(Web page and app entries)
+ + + + + + +
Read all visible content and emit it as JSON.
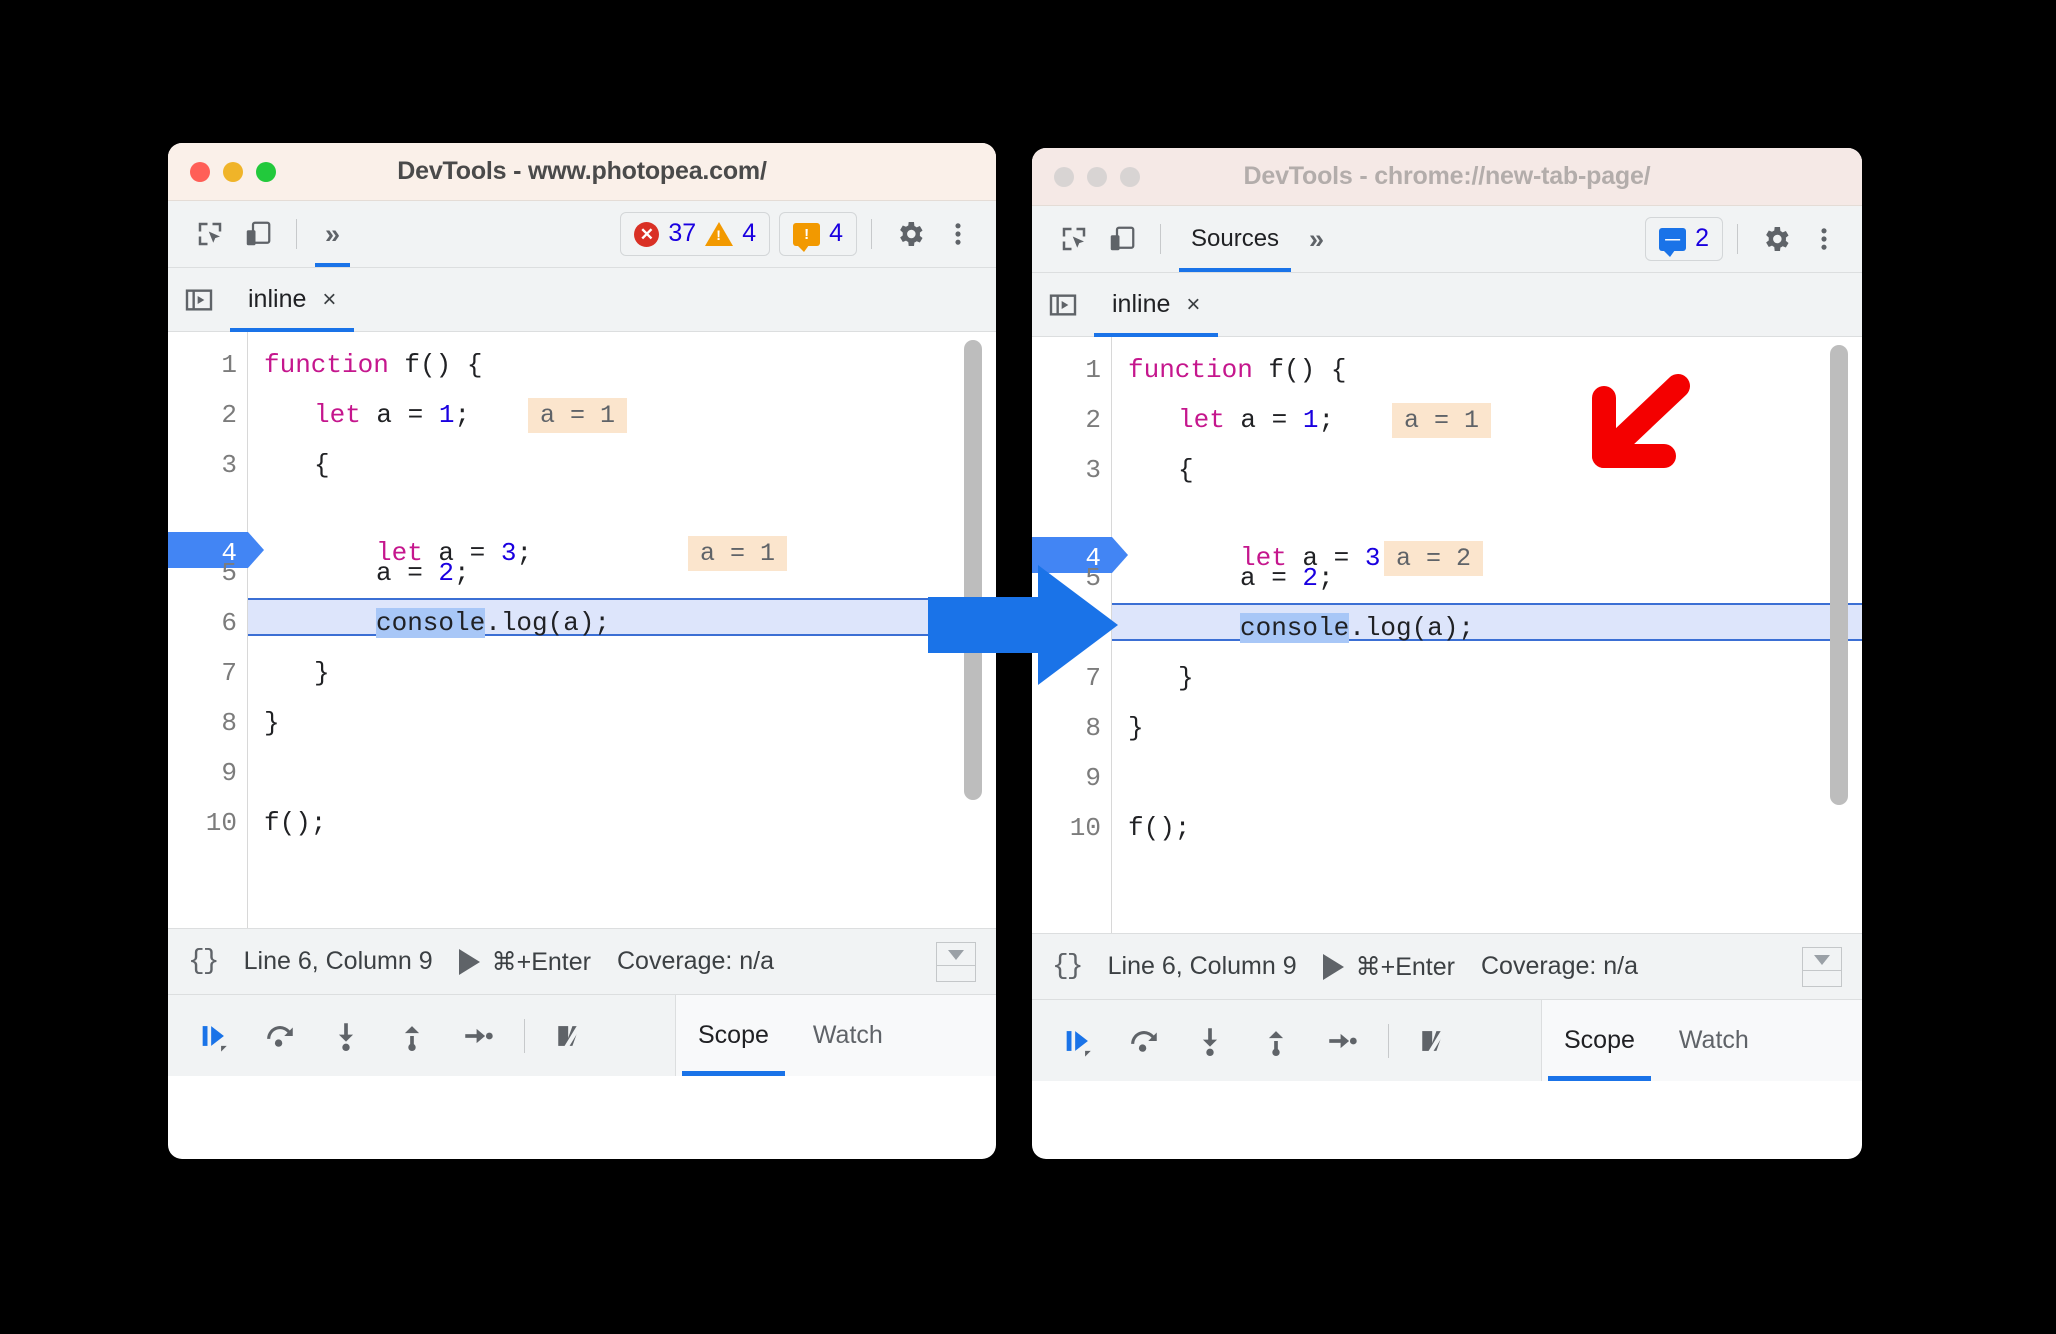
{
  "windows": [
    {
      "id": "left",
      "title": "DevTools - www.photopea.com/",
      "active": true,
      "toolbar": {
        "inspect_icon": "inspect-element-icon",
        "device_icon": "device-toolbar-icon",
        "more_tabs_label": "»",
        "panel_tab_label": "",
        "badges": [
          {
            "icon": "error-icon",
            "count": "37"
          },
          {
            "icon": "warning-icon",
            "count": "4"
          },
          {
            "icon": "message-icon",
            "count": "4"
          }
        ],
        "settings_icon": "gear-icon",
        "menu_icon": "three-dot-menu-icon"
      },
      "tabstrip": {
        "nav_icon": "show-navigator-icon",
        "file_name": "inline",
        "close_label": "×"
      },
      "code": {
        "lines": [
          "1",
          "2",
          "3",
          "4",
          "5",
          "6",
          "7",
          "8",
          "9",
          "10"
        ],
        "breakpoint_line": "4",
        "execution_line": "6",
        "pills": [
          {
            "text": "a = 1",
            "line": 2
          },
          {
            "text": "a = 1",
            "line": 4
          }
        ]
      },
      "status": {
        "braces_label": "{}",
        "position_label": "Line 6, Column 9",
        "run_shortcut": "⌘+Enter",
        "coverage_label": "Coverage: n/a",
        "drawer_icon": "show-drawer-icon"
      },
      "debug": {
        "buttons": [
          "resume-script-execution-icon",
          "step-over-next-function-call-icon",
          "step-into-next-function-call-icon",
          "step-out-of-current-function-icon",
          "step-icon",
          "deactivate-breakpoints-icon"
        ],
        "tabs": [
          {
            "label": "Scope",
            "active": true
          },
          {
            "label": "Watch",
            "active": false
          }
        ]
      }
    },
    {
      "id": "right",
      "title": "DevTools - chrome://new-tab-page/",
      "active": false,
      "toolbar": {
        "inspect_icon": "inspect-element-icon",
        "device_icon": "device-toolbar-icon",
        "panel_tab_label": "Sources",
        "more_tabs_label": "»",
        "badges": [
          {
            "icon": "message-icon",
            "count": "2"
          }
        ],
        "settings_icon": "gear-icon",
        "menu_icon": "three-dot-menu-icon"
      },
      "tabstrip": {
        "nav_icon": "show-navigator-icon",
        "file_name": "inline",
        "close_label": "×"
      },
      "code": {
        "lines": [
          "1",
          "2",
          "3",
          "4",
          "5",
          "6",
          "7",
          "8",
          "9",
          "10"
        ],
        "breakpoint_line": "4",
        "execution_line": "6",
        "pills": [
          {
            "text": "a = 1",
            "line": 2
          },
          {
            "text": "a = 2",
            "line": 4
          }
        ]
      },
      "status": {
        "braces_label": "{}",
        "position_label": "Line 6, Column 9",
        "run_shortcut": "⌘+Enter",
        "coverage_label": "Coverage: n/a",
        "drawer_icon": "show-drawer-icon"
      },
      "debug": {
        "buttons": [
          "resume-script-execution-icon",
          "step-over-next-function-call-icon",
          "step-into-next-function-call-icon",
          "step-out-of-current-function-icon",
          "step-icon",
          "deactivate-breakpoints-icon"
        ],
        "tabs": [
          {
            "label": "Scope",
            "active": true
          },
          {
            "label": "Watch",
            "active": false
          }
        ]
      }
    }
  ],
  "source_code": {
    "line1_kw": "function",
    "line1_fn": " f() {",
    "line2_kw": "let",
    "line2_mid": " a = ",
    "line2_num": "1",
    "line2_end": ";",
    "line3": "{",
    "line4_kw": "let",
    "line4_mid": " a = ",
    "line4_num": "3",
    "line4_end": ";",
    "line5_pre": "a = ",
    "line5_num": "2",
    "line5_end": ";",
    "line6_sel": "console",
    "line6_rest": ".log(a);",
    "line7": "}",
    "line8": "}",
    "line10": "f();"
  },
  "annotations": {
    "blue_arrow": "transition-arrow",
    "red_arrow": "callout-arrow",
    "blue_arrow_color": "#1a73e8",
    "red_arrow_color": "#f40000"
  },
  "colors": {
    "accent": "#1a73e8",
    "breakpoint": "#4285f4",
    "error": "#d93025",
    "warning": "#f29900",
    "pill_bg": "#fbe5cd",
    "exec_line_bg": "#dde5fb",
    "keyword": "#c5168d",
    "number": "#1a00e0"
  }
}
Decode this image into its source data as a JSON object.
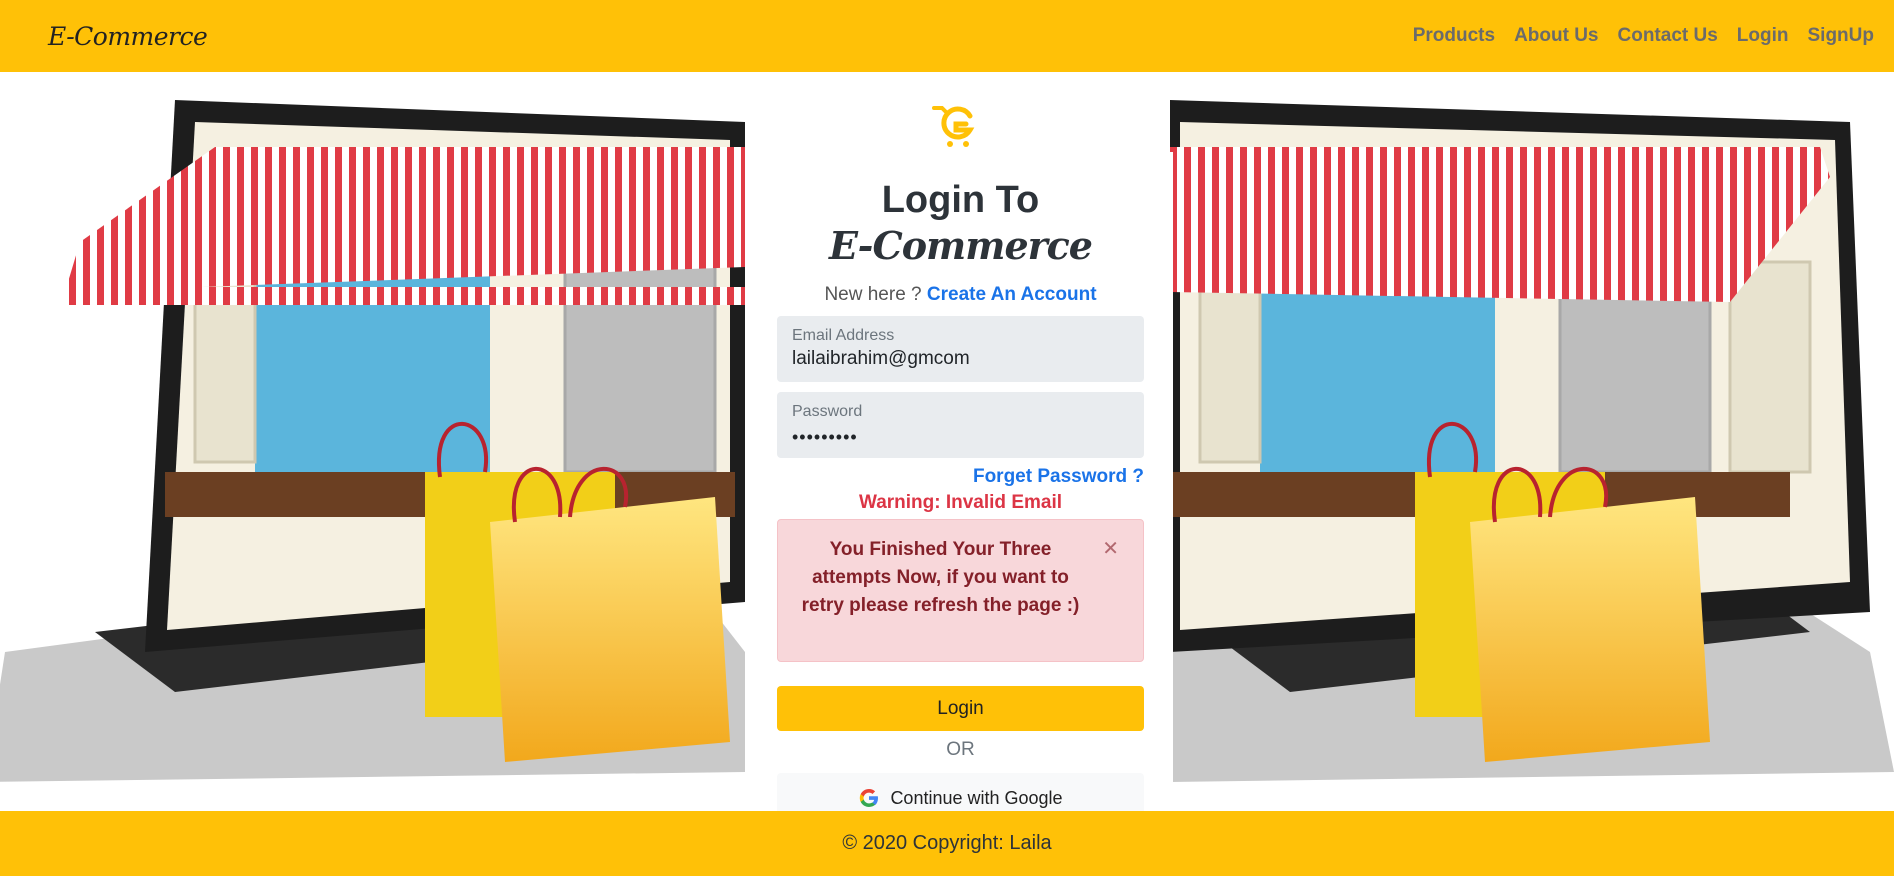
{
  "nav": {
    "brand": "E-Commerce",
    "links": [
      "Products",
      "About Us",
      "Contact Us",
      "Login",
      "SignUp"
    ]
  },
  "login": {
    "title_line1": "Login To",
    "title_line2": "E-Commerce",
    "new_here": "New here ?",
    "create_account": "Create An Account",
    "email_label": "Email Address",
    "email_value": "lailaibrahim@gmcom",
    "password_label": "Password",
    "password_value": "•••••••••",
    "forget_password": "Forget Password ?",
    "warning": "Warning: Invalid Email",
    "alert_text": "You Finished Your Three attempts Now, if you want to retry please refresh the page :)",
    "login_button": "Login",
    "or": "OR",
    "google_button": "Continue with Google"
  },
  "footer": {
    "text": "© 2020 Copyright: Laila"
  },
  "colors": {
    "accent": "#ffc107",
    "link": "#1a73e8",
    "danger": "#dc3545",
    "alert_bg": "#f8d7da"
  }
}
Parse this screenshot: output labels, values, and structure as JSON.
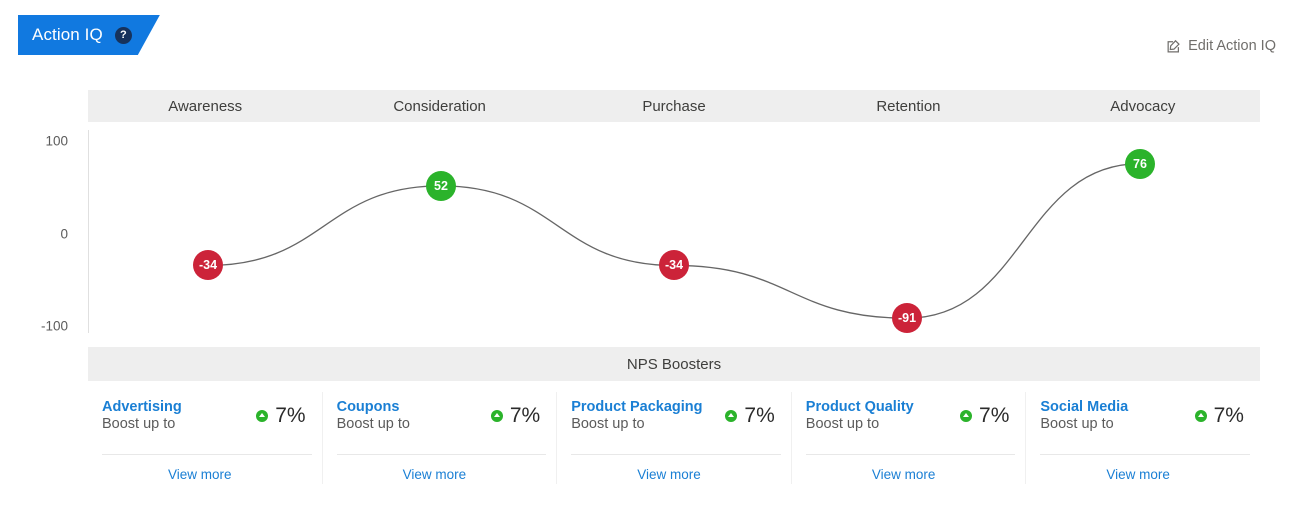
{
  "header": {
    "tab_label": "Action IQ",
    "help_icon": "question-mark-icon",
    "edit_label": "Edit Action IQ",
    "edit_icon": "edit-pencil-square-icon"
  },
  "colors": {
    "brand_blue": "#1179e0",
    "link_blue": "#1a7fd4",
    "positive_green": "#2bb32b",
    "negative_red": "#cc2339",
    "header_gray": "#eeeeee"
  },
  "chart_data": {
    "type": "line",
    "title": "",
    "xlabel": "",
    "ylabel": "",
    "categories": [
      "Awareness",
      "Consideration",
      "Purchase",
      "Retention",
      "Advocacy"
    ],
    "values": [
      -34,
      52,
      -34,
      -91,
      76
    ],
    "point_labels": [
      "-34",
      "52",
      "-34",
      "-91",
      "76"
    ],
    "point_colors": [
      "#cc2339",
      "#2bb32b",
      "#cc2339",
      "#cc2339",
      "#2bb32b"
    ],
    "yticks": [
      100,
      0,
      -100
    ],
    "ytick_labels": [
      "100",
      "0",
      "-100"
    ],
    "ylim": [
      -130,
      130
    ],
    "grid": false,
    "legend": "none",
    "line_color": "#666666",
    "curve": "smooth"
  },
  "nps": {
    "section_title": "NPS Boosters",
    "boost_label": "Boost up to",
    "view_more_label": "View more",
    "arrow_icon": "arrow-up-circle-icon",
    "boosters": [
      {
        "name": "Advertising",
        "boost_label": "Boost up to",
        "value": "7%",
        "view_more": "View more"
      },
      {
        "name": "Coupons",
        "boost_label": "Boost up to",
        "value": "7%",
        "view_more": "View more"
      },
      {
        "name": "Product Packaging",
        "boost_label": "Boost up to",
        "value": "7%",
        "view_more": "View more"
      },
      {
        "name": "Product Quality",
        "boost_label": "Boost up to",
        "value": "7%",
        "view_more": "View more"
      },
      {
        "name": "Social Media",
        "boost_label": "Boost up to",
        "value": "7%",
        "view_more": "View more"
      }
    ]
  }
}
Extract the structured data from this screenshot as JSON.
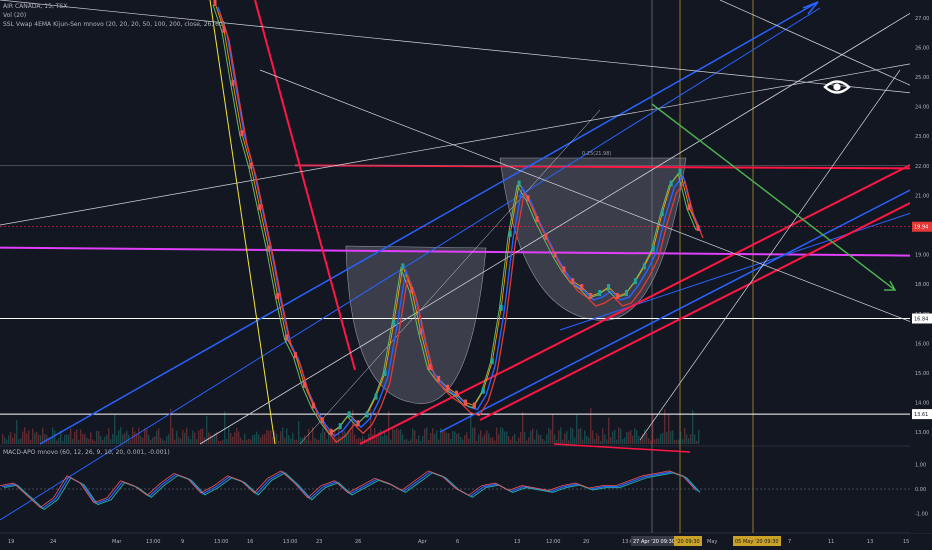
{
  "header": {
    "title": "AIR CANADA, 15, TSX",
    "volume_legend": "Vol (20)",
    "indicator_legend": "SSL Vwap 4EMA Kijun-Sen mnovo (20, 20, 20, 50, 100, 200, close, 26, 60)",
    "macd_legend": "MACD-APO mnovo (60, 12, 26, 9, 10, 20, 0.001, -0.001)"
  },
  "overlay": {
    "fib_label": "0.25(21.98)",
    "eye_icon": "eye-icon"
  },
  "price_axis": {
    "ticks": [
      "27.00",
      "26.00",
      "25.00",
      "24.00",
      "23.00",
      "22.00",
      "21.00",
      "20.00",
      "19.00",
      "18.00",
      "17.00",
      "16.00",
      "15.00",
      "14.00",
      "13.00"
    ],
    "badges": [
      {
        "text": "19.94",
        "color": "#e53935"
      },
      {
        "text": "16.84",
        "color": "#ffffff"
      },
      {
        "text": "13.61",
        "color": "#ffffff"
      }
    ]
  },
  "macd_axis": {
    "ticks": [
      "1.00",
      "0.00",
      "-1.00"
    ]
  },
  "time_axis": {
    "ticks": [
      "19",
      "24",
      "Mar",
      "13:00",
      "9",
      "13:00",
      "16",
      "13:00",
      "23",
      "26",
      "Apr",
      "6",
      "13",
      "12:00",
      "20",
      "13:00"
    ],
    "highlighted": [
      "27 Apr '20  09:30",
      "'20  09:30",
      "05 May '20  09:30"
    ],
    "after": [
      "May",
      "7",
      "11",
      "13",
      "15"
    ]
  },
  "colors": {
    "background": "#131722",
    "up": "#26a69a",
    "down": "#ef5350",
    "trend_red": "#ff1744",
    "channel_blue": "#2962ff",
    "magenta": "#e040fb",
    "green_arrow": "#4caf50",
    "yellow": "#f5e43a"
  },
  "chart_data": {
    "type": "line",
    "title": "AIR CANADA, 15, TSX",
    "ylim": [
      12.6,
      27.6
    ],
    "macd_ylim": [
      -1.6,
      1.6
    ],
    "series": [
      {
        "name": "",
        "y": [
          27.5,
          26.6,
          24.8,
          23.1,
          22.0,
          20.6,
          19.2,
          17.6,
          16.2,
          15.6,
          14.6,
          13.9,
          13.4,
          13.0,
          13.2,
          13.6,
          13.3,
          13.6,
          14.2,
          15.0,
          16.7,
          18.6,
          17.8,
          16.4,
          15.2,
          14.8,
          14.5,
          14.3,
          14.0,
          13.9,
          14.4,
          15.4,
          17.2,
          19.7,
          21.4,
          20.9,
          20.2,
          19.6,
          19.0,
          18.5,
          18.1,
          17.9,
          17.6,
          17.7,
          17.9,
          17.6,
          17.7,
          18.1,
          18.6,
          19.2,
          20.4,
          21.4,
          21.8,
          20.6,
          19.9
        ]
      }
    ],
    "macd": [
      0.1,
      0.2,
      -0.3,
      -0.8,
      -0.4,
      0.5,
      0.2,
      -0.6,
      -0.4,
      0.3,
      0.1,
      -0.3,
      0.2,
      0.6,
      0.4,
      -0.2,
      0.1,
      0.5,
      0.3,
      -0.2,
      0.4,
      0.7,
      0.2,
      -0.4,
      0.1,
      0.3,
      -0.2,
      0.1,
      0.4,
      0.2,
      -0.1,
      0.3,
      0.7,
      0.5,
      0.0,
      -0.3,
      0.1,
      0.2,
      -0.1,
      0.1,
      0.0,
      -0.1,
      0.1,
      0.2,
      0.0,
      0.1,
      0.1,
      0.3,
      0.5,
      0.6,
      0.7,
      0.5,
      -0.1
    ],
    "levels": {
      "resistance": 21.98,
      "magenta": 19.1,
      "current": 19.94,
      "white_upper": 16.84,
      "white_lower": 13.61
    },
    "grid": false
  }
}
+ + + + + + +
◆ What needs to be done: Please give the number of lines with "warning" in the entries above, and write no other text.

◆ Solution for this task: 3